2. Your Code Smells
Writing code is very similar to writing an essay. When you're writing an essay, no one submits a draft as their final copy. A draft helps you put out your arguments about something. Now that you have a draft, time to make it clear and straight to point. This is where refactoring comes in. So that when you submit your code/essay people will know what you're saying.
3. Repetition Sucks
I can’t stress this more!
Quote from the Pragmatic Programmer:
"Every piece of knowledge must have a single, unambiguous authoritative representation within a system."
4. A Matter Of Economics
Time == Money
Without refactoring, developers are always going to be in technical debt which accumulates and we all have to pay our debts. For a developer it's time and if you work for a company it's pretty much a waste of your company/clients time and money.

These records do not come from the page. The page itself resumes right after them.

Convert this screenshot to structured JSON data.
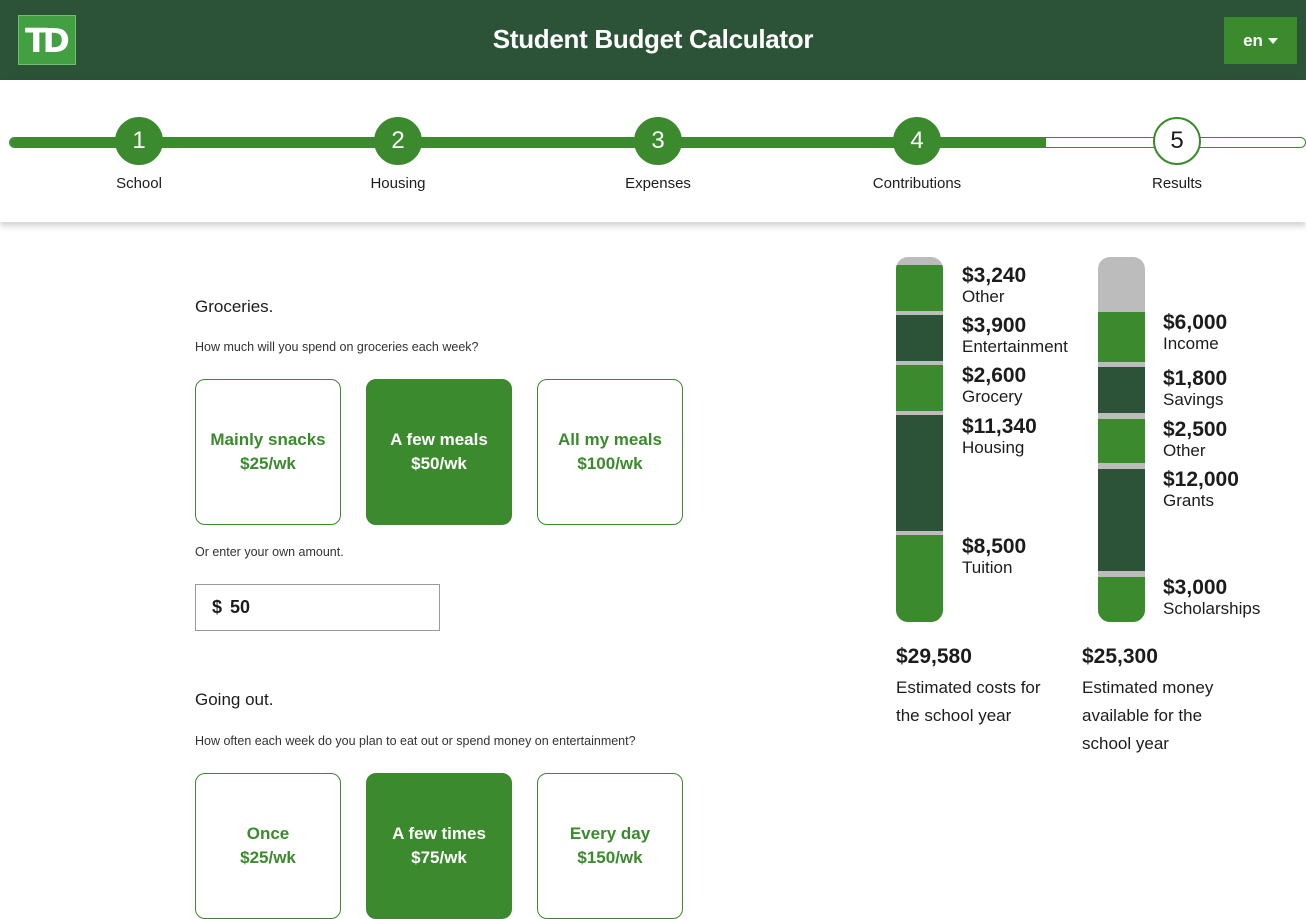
{
  "header": {
    "logo": "TD",
    "title": "Student Budget Calculator",
    "language": "en",
    "accent": "#3b8a2d",
    "dark": "#2c5237"
  },
  "stepper": {
    "progress": 0.8,
    "steps": [
      {
        "number": "1",
        "label": "School",
        "status": "complete"
      },
      {
        "number": "2",
        "label": "Housing",
        "status": "complete"
      },
      {
        "number": "3",
        "label": "Expenses",
        "status": "current"
      },
      {
        "number": "4",
        "label": "Contributions",
        "status": "complete"
      },
      {
        "number": "5",
        "label": "Results",
        "status": "pending"
      }
    ]
  },
  "groceries": {
    "title": "Groceries.",
    "question": "How much will you spend on groceries each week?",
    "options": [
      {
        "label": "Mainly snacks",
        "price": "$25/wk",
        "selected": false
      },
      {
        "label": "A few meals",
        "price": "$50/wk",
        "selected": true
      },
      {
        "label": "All my meals",
        "price": "$100/wk",
        "selected": false
      }
    ],
    "custom_prompt": "Or enter your own amount.",
    "currency": "$",
    "amount": "50"
  },
  "going_out": {
    "title": "Going out.",
    "question": "How often each week do you plan to eat out or spend money on entertainment?",
    "options": [
      {
        "label": "Once",
        "price": "$25/wk",
        "selected": false
      },
      {
        "label": "A few times",
        "price": "$75/wk",
        "selected": true
      },
      {
        "label": "Every day",
        "price": "$150/wk",
        "selected": false
      }
    ]
  },
  "costs": {
    "items": [
      {
        "amount": "$3,240",
        "name": "Other"
      },
      {
        "amount": "$3,900",
        "name": "Entertainment"
      },
      {
        "amount": "$2,600",
        "name": "Grocery"
      },
      {
        "amount": "$11,340",
        "name": "Housing"
      },
      {
        "amount": "$8,500",
        "name": "Tuition"
      }
    ],
    "total": "$29,580",
    "description": "Estimated costs for the school year"
  },
  "money": {
    "items": [
      {
        "amount": "$6,000",
        "name": "Income"
      },
      {
        "amount": "$1,800",
        "name": "Savings"
      },
      {
        "amount": "$2,500",
        "name": "Other"
      },
      {
        "amount": "$12,000",
        "name": "Grants"
      },
      {
        "amount": "$3,000",
        "name": "Scholarships"
      }
    ],
    "total": "$25,300",
    "description": "Estimated money available for the school year"
  }
}
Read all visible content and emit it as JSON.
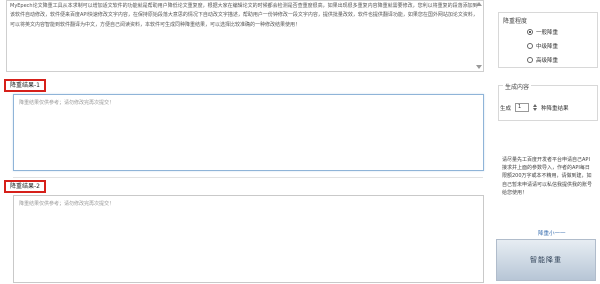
{
  "input": {
    "text": "MyEpech论文降重工具从本求制可以增加适文软件的功能就是帮助用户降低论文重复度，根据大家在编辑论文的时候都会检测是否查重度很高，如果出现很多重复内容降重就需要修改，您利以将重复的段落添加到该软件自动修改，软件便来百度API快速修改文字内容，在保持原始段落大意思的情况下自动改文字描述，帮助用户一份钟修改一段文字内容，提供批量改效，软件也提供翻译功能，如果您在国外网站加论文资料，可以将英文内容智能到软件翻译为中文，方便自己阅读资料，本软件可生成同种降重结果，可以选择比较准确的一种修改结果使用！"
  },
  "results": [
    {
      "label": "降重结果-1",
      "placeholder": "降重结果仅供参考；请勿修改完再次提交！"
    },
    {
      "label": "降重结果-2",
      "placeholder": "降重结果仅供参考；请勿修改完再次提交！"
    }
  ],
  "sidebar": {
    "degree_title": "降重程度",
    "options": [
      {
        "label": "一般降重",
        "checked": true
      },
      {
        "label": "中级降重",
        "checked": false
      },
      {
        "label": "高级降重",
        "checked": false
      }
    ],
    "count_title": "生成内容",
    "count_prefix": "生成",
    "count_value": "1",
    "count_suffix": "种降重结果",
    "description": "请尽量先工百度开发者平台申请自己API接求并上面的参数导入，作者的API每日限额200万字或本不精用，请做到建，如自己暂未申请请可以私信我提供我的账号给您使用！",
    "link_text": "降重小一一",
    "submit_label": "智能降重"
  }
}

Adding features to a product is painful, adding developers to a new team is painful, maintaining is painful!